What a Father Is
I’m one of the lucky ones. I’ve had three excellent examples of fatherhood: God the Father, my own dad, and my father-in-law.
As I reflect on their role in my life, I’m humbled and honored by their commitment to me as a person, their tough love and discipline in my life, and their willingness to sacrifice so much for me. I’ve needed it.
I’m fortunate to have inherited the role myself. And here’s what I’m learning.
A father is a man …
Who understands it’s never too late for a tickle fight.
Who never tires of telling Dad jokes.
Who knows how to cuddle with his daughters, and his sons.
Who works hard, but always knows when it’s time to call it a day.
Who’s best friends are his children and wife, not the couch or garage.
Who knows how to admit when he’s wrong.
Who doesn’t fear these seven words: “I was wrong. Will you forgive me?”
Who is a friend of solitude and silence, and introduces them to his children.
Who protects his children’s imagination with relentless abandon.
Who delights in the beauty of his wife while his children are watching.
Who understands grace and gives it often.
Who loves mercy, and shows it often.
Who binge watches his kids, not Netflix.
Who never misses a chance to show something beautiful to his children.
Who honors everyone, especially his wife, his mother, and his father in front of his children.
Who isn’t afraid to teach the value of discipline to his kids.
Who respects authority and conveys its value to his family.
Who tells one more story, or reads one more page, before it’s time for bed.
Who fights for his family by giving them his time and attention.
Who says yes to lightning bug hunts even when its past bedtime.
Who honors and respects his elders.
Who protects the weak.
Who speaks truth, in love.
Who gives the gift of faith and hope to his family.
Who isn’t afraid to let his children see him cry.
Who isn’t afraid to let his children know he struggles just like everyone else.
Who understands legacy has little to do with money, an everything to do with the path of virtue he leaves behind.
Who works hard to hone his gifts, but who also seeks out counsel and wisdom in the areas where he falls short.
Who isn’t afraid to let his children know he’s failed.
Who isn’t afraid to say, “Help.”
Who stands for what’s right, even when it’s not popular.

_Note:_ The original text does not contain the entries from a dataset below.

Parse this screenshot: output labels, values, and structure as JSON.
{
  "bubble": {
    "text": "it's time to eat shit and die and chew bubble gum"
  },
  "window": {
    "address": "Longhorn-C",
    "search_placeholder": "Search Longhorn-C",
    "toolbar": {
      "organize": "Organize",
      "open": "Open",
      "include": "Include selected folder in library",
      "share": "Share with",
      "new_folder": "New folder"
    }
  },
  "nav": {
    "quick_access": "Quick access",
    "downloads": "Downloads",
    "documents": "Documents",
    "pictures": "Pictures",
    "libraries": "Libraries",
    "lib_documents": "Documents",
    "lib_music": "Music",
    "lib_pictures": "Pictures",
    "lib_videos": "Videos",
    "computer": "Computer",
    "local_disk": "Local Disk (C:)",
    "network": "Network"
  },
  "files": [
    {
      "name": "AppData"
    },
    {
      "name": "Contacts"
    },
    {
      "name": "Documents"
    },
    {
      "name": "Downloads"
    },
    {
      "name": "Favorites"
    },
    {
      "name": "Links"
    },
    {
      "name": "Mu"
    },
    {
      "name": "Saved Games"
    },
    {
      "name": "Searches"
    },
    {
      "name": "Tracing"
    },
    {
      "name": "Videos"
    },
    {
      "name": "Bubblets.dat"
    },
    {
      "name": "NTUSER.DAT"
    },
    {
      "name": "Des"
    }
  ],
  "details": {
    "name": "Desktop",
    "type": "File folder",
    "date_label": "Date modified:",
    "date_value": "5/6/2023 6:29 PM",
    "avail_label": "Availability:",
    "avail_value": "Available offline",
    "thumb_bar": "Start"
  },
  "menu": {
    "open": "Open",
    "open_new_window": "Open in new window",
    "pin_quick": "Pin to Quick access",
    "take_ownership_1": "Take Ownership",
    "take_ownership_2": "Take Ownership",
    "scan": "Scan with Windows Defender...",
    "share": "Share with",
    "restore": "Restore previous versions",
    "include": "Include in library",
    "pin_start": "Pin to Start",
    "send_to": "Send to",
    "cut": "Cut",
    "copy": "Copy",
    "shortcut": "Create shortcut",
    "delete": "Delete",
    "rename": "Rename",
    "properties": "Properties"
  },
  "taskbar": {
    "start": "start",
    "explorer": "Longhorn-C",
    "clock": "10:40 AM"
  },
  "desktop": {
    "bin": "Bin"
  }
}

Who pursues his children, even when they veer from the path.
Who gives us the “things” he’d like to have, so his children can have more than he ever did.
Who isn’t lazy.
Who delights in the achievements of his children.
Who shows his love for his children through hugs and kisses, long walks and midnight talks, through back rubs and whisper-tickles.
Who always protects, no matter the opposition.
Who is a friend always.
Who keeps no record of wrongs.
Who never quits, on his children or anyone.
Who gives himself up, over and over again—as often as it takes.